Zaitzeff (I have no idea where or who the name comes from) offers sirloin burger, Kobe burger, turkey burger and veggie burger, as well as a BLT, a chicken sandwich and a couple of fried egg sandwiches. The 1/4 pound sirloin burger that I had, the overwhelming majority choice while I sat there, costs $10.50 and comes with lettuce, tomato and grilled onions on a Portuguese roll. Options include bacon, cheese, mushrooms (my choice) and a fried egg, which I resisted in spite of memories of Obie’s in downtown Ithaca, adding $1.50 to $3. My burger, cooked medium without asking, was very good. Doubling the amount of meat to 1/2 pound costs $6 more. My only complaint was too much of good thing, that is the enormous portion of hand cut French fries for $5. They should not serve this to one person. No smaller portion was available.
Zaitzeff used its very small space efficiently. Three country oak dining room tables, each with six chairs, were constantly occupied,while many other people came and went with carry-out orders. I hadn't planned on lingering to do a crossword at lunchtime anyway. The food was better than I had on my first visit ever to Shake Shack, one week ago. Nothing but very large crowds kept me away from any of Shake Shack’s many outlets that I came across, including the stand at CitiField where I could never get close enough to order, day game, night game, good weather, bad weather, Mets ahead, Mets behind. Shake Shack was cheaper than Zaitzeff, but the latter’s quality warranted it. Neither place is for the nervous or the claustrophobe.
Thursday, November 5, 2015
Today’s New York Times pays attention to the demise of Organic Avenue, a local chain of 10 cold-pressed juice stores. It seemed to be very popular with skinny people and beautiful people, who frequently felt the need for a good “cleansing.” http://www.nytimes.com/2015/
Needless to say, I never patronized Organic Avenue; in fact, I had no idea that it even existed. Whenever I am walking the streets of New York and I catch sight of a whirring blender containing a green liquid, my pace increases notably and whoever happens to be ahead of me faces the risk of being stepped on. Maybe Gwyneth Paltrow et alia need to be reminded of the virtues of an artisanal egg cream.
I made my now regular weekly visit to Wok Wok Southeast Asian Kitchen, 11 Mott Street, today. It was busy, about 3/4 of the tables occupied, but service was efficient.

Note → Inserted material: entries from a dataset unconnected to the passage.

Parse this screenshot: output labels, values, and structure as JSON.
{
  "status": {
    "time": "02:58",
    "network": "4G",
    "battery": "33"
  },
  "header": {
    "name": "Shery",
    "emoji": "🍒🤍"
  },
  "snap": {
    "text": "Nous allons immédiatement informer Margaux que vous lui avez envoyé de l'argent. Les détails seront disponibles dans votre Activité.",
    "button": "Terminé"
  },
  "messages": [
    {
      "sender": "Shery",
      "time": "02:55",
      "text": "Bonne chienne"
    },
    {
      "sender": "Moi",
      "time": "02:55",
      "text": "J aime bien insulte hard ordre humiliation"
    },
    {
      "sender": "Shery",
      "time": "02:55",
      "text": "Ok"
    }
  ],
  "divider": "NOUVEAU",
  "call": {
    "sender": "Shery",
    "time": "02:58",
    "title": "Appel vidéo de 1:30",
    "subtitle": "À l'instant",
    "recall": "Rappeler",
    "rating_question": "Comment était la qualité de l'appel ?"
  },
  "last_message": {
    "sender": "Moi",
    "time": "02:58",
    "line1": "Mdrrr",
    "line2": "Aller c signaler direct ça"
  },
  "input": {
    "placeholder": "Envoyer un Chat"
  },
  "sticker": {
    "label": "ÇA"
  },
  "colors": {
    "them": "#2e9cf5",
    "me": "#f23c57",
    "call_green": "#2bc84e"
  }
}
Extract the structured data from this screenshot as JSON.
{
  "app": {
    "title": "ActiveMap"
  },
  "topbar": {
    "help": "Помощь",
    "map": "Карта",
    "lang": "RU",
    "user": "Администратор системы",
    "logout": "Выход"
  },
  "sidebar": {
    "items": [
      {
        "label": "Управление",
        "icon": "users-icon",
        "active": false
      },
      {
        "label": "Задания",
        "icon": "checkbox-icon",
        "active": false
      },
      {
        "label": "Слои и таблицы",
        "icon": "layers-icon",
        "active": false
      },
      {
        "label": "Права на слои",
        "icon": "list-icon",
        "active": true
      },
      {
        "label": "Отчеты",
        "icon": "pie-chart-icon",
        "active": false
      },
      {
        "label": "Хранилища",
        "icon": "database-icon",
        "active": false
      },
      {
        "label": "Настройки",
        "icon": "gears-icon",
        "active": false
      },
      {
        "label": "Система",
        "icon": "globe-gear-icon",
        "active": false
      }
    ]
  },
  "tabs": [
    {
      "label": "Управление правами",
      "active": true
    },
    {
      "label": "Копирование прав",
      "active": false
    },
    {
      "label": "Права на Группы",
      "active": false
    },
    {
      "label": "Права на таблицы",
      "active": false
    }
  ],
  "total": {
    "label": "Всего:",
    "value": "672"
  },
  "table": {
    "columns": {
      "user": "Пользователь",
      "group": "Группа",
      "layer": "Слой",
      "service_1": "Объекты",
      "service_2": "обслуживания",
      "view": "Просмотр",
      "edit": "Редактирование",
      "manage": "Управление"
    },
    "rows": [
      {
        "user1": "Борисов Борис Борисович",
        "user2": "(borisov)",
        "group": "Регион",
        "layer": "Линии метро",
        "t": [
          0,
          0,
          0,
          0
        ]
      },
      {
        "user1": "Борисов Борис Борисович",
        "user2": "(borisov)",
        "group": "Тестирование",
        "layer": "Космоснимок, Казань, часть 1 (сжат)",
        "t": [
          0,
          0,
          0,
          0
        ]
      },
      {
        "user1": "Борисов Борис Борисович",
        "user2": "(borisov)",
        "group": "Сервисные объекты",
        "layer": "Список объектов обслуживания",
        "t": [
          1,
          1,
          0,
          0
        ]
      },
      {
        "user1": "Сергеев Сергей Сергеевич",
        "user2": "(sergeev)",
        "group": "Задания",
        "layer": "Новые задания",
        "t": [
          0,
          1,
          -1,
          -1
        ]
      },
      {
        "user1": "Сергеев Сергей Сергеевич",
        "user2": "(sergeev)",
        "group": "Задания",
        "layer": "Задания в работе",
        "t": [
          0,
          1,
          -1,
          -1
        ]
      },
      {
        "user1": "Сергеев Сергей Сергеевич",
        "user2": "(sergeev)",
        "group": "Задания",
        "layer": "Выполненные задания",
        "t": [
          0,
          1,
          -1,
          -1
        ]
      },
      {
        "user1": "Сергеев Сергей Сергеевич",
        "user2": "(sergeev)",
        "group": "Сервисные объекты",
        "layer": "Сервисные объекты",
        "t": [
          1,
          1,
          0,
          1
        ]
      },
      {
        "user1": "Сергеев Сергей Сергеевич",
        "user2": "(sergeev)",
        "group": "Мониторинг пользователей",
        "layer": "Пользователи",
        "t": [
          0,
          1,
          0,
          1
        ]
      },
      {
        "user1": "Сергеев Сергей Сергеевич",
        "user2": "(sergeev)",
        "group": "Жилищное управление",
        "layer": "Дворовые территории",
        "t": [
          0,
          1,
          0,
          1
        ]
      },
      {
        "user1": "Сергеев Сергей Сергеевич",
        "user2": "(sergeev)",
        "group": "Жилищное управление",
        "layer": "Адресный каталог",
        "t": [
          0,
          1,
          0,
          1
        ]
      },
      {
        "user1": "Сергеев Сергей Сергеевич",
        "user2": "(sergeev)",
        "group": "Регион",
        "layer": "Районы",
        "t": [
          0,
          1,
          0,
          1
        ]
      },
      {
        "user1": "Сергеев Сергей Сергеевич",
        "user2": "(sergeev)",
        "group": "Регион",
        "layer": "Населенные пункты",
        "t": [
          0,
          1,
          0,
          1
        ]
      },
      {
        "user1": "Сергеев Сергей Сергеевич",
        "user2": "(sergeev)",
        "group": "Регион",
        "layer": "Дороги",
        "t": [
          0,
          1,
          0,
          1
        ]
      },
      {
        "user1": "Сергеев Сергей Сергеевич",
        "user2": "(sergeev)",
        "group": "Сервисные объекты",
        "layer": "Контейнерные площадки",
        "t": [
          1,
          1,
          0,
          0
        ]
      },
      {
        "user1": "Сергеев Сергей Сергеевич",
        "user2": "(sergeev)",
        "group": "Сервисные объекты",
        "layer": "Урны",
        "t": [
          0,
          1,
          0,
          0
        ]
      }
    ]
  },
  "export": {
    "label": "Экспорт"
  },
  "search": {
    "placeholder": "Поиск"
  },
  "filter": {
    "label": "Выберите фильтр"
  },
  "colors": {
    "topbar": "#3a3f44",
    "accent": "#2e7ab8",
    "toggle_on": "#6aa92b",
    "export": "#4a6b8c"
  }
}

I had ma la wonton ($5.50), seven small wontons cooked in a highly-spiced peanut sauce, and roti wrap ($5.75), a 5" long Malaysian chicken burrito. The thin, slightly flaky pancake surrounded curried chicken, with a small bowl of delicious, buttery curry sauce on the side. I enjoyed it so much that, even though I left two boxes in the crossword puzzle empty, lunchtime was a very satisfying experience.
Friday, November 6, 2015
Today is Love Your Lawyer Day, in case you forgot. https://www.americanbar.org/content/dam/aba/images/abanews/LoveYourLawyerDay.pdf
America's Favorite Epidemiologist and I are discussing where she might place the following tattoo.